In reality, there are several post-conviction remedies that can be made available to people who have been convicted of crimes, and appeals are a good way to seek them.
Can anyone seek an appeal?
On the whole, you usually can seek an appeal if you believe that aspects of the case were mishandled or had legal errors. It's not the same as asking for a retrial. Instead, you're asking the higher court to review the case and decide if the conviction was reached mistakenly. Through an appeal, no additional evidence is introduced.
What happens when a court is considering an appeal?
When a court is reviewing a case, it looks at the previous records and won't take on any new evidence. Looking at the previous court record, the new judge will consider everything that was said in court including transcripts from the judge, witnesses, attorneys and others. Items that are part of the record, such as objects or documents, are also included in the appeal.

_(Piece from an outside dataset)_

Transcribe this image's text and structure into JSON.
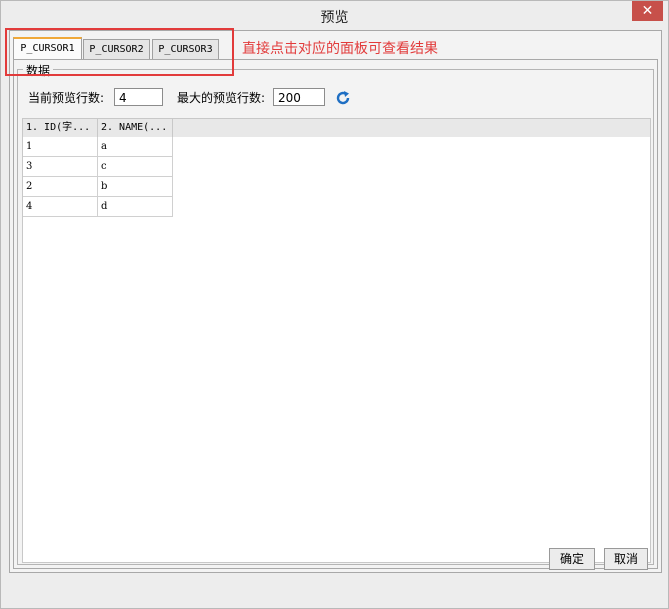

The appellate court, referred to as the higher court, reviews the record and the briefs that each side files with the appeal. You may include a document, for example, that states that you disagree with the results of the case because a jury was biased or because of legal mistakes during sentencing.
How long will it take for a criminal appeal to be heard in court?
A criminal appeal may take several months to be heard, and you will need to notify the court right away if you have the intention to appeal. Every state handles appeals differently, and depending on the number of appeals currently being reviewed, it may take quite a while for yours to be heard.
In the end, everyone deserves to have a fair trial without obvious legal errors. If you or your attorney believe that there was a major legal mistake that took place during the trial, then seeking an appeal is a good decision. While it may take time to have the appeal heard, that appeal may be the very thing that reduces your sentence or overturns the conviction you received.